→ **Exercise requirements**: A single figure is required: the number of lines in the data below that hold the word "screenshot".

───── Given data ─────

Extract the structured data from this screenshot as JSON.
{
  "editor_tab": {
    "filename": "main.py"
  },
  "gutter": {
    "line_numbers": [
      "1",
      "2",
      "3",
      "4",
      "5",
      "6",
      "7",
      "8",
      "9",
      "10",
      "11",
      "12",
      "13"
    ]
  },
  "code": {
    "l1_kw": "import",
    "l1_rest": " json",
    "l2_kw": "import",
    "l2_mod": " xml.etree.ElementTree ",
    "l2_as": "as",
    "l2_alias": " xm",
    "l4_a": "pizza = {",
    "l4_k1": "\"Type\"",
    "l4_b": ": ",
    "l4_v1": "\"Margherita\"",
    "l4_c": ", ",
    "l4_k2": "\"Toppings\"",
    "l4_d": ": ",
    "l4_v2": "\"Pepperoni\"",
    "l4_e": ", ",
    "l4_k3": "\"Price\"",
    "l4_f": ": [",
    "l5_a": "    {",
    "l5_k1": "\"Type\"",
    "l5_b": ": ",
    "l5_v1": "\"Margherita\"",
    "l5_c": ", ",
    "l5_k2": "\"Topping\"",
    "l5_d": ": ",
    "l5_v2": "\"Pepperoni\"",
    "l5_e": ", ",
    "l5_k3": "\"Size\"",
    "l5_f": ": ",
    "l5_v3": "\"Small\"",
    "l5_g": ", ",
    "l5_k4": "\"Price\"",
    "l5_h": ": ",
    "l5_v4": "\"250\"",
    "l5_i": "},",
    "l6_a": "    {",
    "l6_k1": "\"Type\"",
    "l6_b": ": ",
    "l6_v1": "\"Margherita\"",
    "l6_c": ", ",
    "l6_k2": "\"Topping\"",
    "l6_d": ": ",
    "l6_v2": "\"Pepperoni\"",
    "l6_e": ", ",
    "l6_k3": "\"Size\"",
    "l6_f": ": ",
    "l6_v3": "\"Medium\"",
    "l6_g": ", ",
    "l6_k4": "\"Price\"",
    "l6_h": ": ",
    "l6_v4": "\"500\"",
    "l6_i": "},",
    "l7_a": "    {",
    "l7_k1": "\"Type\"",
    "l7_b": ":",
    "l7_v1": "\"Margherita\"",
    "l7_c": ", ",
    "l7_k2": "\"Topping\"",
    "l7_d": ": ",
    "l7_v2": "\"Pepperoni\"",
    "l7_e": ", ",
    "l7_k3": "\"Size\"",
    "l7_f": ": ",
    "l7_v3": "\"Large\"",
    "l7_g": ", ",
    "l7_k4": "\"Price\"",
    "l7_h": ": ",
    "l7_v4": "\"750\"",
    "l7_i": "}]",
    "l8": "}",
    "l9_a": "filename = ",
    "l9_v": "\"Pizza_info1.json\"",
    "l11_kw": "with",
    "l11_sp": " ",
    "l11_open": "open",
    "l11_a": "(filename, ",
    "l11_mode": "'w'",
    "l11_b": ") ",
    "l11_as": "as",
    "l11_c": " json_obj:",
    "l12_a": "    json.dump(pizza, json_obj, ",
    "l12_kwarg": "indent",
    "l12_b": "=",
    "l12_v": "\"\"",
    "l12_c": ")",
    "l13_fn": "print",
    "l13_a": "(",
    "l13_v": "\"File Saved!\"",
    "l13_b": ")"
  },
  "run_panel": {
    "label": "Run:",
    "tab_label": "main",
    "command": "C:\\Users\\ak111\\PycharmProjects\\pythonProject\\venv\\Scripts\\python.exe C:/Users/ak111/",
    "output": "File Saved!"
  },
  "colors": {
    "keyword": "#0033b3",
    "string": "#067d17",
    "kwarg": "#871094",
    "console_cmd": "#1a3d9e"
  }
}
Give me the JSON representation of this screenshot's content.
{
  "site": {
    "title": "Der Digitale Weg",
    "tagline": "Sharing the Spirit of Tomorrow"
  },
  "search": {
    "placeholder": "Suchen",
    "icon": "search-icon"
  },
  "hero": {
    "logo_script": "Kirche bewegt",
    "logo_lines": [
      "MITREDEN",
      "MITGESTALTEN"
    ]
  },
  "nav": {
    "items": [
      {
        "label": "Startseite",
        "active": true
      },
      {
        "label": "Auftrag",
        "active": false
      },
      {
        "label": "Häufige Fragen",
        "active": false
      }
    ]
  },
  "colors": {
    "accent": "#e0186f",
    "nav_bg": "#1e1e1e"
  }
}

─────

→ **Written answer**: 2